Dataset entries:
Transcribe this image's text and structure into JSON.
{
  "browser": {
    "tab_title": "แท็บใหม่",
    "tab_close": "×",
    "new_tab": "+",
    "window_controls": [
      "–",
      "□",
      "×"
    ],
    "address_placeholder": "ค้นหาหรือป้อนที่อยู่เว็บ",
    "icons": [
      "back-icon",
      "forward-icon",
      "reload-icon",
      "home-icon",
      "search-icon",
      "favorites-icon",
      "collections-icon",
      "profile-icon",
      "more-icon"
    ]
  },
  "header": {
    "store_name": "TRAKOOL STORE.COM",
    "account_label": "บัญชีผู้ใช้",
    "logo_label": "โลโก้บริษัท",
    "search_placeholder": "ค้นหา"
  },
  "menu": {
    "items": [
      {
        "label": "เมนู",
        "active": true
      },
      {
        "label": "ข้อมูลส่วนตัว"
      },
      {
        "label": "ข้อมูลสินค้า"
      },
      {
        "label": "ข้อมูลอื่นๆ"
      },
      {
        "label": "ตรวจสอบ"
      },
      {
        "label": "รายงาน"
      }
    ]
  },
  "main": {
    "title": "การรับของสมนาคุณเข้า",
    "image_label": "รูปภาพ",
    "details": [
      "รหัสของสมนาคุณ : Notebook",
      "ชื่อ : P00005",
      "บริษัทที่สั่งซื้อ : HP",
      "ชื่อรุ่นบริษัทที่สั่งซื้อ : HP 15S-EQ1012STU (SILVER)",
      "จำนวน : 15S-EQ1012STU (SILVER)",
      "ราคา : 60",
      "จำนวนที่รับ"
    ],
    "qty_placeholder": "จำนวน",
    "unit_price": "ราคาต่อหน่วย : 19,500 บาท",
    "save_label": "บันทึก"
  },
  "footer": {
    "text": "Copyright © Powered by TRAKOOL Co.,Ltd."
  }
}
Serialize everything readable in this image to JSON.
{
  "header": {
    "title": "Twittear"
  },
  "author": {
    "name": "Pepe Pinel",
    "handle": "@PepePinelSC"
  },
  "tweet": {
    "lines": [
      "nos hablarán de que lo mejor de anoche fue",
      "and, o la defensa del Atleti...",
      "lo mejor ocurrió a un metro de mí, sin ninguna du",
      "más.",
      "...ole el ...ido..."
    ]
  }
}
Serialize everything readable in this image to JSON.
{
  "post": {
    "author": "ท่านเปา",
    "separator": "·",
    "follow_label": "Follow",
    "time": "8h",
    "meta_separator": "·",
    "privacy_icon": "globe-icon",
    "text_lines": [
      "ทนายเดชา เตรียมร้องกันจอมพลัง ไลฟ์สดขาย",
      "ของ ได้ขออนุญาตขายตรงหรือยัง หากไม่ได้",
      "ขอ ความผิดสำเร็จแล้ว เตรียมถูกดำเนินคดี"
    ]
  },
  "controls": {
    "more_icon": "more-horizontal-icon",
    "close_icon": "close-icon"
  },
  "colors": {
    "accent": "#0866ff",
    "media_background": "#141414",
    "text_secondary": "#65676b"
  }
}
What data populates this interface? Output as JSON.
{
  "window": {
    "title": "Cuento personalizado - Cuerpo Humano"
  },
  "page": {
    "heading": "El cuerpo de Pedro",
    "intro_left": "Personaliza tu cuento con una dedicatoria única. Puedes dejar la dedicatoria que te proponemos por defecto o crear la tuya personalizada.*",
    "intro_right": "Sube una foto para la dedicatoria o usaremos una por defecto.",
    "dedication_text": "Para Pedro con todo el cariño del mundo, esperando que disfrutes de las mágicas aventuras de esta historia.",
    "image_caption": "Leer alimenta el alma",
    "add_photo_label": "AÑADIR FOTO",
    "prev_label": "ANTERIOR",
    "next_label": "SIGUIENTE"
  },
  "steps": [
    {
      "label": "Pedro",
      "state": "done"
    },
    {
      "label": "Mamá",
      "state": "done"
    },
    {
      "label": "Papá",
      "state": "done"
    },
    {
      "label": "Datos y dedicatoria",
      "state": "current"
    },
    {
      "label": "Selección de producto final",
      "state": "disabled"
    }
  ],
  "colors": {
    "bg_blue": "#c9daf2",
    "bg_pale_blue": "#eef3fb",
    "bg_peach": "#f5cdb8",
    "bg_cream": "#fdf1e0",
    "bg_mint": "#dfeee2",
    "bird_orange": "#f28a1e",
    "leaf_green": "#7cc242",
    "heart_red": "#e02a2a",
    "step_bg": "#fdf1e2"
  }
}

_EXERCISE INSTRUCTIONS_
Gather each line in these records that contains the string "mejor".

_EXERCISE ANSWER_
      "nos hablarán de que lo mejor de anoche fue",
      "lo mejor ocurrió a un metro de mí, sin ninguna du",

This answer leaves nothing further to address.